**YOUR TASK:**
Your response should be an exact reproduction of the data below, beginning at the line containing "Transcribe this image's" and ending with the final line.

Source records:
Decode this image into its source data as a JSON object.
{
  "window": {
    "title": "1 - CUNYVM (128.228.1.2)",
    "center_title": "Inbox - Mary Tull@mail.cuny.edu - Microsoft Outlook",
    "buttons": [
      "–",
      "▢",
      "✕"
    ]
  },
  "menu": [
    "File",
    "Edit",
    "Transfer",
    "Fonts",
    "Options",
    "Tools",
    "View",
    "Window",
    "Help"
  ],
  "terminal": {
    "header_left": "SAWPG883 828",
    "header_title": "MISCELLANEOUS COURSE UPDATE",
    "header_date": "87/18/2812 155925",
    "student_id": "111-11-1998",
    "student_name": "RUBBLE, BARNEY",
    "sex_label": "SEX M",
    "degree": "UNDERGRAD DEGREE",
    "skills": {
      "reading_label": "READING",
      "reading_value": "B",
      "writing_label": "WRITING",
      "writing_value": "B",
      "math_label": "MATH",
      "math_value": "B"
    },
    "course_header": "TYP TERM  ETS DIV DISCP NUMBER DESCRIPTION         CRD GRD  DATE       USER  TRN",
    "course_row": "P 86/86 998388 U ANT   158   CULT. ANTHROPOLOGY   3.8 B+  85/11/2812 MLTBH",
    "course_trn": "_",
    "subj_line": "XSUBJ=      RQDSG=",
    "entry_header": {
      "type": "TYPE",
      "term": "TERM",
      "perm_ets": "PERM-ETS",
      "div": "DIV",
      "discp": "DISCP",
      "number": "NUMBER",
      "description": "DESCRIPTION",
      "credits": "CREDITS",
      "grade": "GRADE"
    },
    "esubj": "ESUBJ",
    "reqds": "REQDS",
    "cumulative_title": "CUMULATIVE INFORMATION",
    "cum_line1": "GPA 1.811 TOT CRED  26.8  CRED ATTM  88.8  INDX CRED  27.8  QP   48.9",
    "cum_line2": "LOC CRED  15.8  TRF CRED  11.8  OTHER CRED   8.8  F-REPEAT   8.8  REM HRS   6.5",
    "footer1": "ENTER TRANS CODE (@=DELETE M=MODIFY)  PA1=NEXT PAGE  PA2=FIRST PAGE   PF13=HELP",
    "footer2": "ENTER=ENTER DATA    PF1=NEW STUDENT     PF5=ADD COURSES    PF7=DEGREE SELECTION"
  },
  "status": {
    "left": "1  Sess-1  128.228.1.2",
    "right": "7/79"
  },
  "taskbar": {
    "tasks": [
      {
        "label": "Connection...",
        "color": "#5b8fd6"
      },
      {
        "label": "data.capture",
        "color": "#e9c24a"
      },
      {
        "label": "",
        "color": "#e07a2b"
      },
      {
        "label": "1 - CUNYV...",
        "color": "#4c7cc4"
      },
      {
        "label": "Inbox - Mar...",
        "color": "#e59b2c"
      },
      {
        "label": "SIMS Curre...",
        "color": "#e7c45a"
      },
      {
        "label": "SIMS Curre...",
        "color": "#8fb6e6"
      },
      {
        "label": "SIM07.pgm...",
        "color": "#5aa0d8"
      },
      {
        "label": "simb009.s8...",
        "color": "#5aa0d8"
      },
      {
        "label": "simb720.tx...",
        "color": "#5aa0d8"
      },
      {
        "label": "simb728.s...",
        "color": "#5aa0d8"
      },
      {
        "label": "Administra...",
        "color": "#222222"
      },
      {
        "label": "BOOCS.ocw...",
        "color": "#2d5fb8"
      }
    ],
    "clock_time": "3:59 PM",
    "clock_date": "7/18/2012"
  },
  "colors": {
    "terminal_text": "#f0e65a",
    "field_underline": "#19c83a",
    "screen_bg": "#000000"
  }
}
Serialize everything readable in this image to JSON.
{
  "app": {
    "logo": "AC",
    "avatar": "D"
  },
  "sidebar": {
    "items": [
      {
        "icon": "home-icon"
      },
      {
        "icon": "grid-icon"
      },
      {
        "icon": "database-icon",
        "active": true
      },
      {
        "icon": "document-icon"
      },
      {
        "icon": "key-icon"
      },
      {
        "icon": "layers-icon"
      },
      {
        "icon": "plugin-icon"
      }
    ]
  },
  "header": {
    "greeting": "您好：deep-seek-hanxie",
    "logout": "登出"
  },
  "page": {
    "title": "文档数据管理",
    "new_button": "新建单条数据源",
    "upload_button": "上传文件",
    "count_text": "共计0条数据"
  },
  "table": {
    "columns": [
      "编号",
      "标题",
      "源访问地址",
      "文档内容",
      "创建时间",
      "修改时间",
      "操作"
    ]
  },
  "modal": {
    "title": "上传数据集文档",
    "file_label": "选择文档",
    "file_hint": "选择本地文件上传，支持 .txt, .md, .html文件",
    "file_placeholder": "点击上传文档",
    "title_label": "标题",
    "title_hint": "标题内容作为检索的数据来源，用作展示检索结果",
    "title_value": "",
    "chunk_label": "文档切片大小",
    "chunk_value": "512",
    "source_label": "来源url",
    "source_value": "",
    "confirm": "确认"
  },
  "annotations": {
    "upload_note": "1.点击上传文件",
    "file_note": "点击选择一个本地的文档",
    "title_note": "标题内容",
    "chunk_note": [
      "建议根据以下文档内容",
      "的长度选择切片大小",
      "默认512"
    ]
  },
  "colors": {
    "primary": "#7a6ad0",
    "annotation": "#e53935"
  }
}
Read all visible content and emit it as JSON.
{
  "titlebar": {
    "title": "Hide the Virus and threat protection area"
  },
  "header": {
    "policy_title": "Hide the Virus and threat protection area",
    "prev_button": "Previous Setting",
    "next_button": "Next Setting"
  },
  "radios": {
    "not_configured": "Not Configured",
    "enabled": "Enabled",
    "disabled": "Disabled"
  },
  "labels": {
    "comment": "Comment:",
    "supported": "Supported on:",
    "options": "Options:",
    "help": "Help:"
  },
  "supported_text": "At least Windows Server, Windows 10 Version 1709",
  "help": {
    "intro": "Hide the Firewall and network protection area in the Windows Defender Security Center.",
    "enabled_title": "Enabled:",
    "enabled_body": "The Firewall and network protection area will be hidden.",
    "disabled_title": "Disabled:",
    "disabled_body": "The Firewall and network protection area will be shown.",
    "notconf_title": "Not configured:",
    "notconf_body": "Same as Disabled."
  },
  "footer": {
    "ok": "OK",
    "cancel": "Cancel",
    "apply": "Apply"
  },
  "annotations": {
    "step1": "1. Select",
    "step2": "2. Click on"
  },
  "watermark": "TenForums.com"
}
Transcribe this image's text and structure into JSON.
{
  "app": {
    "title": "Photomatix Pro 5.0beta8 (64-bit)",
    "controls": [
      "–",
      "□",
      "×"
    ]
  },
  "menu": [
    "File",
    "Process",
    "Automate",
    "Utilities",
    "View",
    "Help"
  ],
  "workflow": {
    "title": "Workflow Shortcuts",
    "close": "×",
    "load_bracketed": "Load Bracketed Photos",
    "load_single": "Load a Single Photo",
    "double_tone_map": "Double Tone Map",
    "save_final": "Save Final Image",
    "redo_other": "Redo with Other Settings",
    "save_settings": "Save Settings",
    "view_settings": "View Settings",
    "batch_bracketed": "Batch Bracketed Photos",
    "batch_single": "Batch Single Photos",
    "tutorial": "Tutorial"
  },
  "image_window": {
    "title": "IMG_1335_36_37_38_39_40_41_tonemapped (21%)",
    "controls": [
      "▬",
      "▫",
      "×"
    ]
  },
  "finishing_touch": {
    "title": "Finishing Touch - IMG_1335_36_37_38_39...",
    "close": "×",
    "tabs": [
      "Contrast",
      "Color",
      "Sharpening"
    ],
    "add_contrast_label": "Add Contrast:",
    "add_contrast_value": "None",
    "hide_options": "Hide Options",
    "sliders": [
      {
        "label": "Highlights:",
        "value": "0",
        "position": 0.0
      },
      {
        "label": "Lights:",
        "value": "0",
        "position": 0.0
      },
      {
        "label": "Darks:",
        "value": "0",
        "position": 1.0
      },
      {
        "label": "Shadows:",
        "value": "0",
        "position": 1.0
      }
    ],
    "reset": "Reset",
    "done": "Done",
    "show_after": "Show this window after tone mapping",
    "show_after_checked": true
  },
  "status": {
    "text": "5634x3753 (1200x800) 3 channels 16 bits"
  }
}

**REPLY TO THE EXERCISE:**
Transcribe this image's text and structure into JSON.
{
  "app": {
    "title": "Photomatix Pro 5.0beta8 (64-bit)",
    "controls": [
      "–",
      "□",
      "×"
    ]
  },
  "menu": [
    "File",
    "Process",
    "Automate",
    "Utilities",
    "View",
    "Help"
  ],
  "workflow": {
    "title": "Workflow Shortcuts",
    "close": "×",
    "load_bracketed": "Load Bracketed Photos",
    "load_single": "Load a Single Photo",
    "double_tone_map": "Double Tone Map",
    "save_final": "Save Final Image",
    "redo_other": "Redo with Other Settings",
    "save_settings": "Save Settings",
    "view_settings": "View Settings",
    "batch_bracketed": "Batch Bracketed Photos",
    "batch_single": "Batch Single Photos",
    "tutorial": "Tutorial"
  },
  "image_window": {
    "title": "IMG_1335_36_37_38_39_40_41_tonemapped (21%)",
    "controls": [
      "▬",
      "▫",
      "×"
    ]
  },
  "finishing_touch": {
    "title": "Finishing Touch - IMG_1335_36_37_38_39...",
    "close": "×",
    "tabs": [
      "Contrast",
      "Color",
      "Sharpening"
    ],
    "add_contrast_label": "Add Contrast:",
    "add_contrast_value": "None",
    "hide_options": "Hide Options",
    "sliders": [
      {
        "label": "Highlights:",
        "value": "0",
        "position": 0.0
      },
      {
        "label": "Lights:",
        "value": "0",
        "position": 0.0
      },
      {
        "label": "Darks:",
        "value": "0",
        "position": 1.0
      },
      {
        "label": "Shadows:",
        "value": "0",
        "position": 1.0
      }
    ],
    "reset": "Reset",
    "done": "Done",
    "show_after": "Show this window after tone mapping",
    "show_after_checked": true
  },
  "status": {
    "text": "5634x3753 (1200x800) 3 channels 16 bits"
  }
}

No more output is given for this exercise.